Of the many components that make up a clinical information system, perhaps the greatest value has been ascribed to computerized provider order entry (CPOE). CPOE substantially eliminates the problems of legibility, ambiguous abbreviations, and delays in order communication, and should offer automated dose checking, drug-drug interaction checking, drug-allergy checking, guideline promotion and standardization of care, and other more sophisticated forms of real-time clinical decision support. The evidence for the benefit of CPOE is considered solid, in addition to the face value improvement of order quality and communication speed.

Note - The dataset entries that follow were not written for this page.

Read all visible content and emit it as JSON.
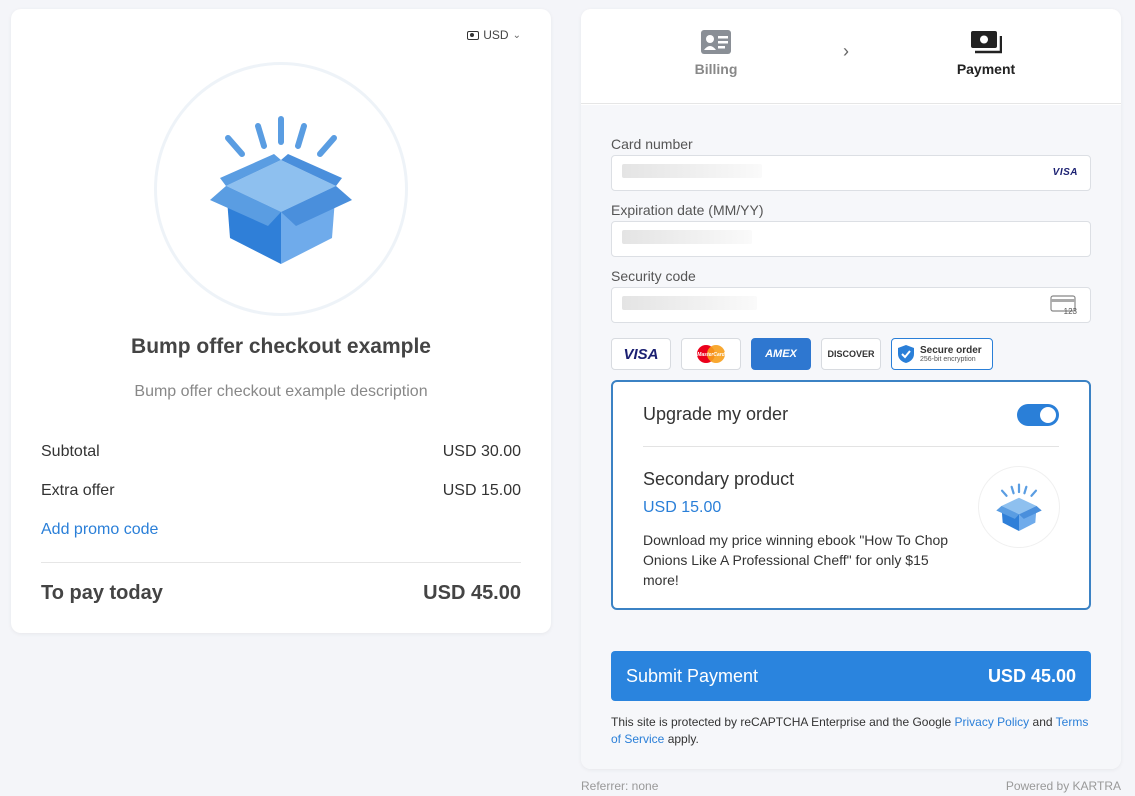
{
  "currency": {
    "label": "USD"
  },
  "product": {
    "title": "Bump offer checkout example",
    "description": "Bump offer checkout example description"
  },
  "summary": {
    "rows": [
      {
        "label": "Subtotal",
        "value": "USD 30.00"
      },
      {
        "label": "Extra offer",
        "value": "USD 15.00"
      }
    ],
    "promo_label": "Add promo code",
    "total_label": "To pay today",
    "total_value": "USD 45.00"
  },
  "steps": {
    "billing": "Billing",
    "payment": "Payment"
  },
  "form": {
    "card_number_label": "Card number",
    "expiration_label": "Expiration date (MM/YY)",
    "security_label": "Security code",
    "visa_mini": "VISA",
    "cvc_hint": "123"
  },
  "brands": {
    "visa": "VISA",
    "mastercard": "MasterCard",
    "amex": "AMEX",
    "discover": "DISCOVER",
    "secure_title": "Secure order",
    "secure_sub": "256-bit encryption"
  },
  "upgrade": {
    "title": "Upgrade my order",
    "enabled": true,
    "product_name": "Secondary product",
    "price": "USD 15.00",
    "description": "Download my price winning ebook \"How To Chop Onions Like A Professional Cheff\" for only $15 more!"
  },
  "submit": {
    "label": "Submit Payment",
    "amount": "USD 45.00"
  },
  "recaptcha": {
    "prefix": "This site is protected by reCAPTCHA Enterprise and the Google ",
    "privacy": "Privacy Policy",
    "and": " and ",
    "terms": "Terms of Service",
    "suffix": " apply."
  },
  "footer": {
    "referrer": "Referrer: none",
    "powered": "Powered by KARTRA"
  },
  "colors": {
    "accent": "#2a84de",
    "border_highlight": "#3b82c4",
    "box_blue": "#3b8be0"
  }
}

CPOE systems have enjoyed many well-studied successes; most US hospitals have installed CPOE in response to the HITECH Act incentives and penalties. Installing and adopting CPOE is a substantial challenge, and there have been a handful of spectacular failures. As with electronic health records generally, the failure is seldom one of technology but rather of accurate and complete support of clinician workflow, attention to system usability, social and organizational factors, and adequate training and support. Furthermore, there have been controversial reports of degradation in patient safety indicators subsequent to the installation of CPOE systems. These reports underscore that any transformational change in the process of care delivery necessarily contains hazards. The fact that CPOE has demonstrated benefits across many settings does not guarantee it will be beneficial in all implementations in all places. Software systems that account for the workflow and usability challenges and vendors that provide customers with not only software but outstanding implementation guidance and support will continue to thrive.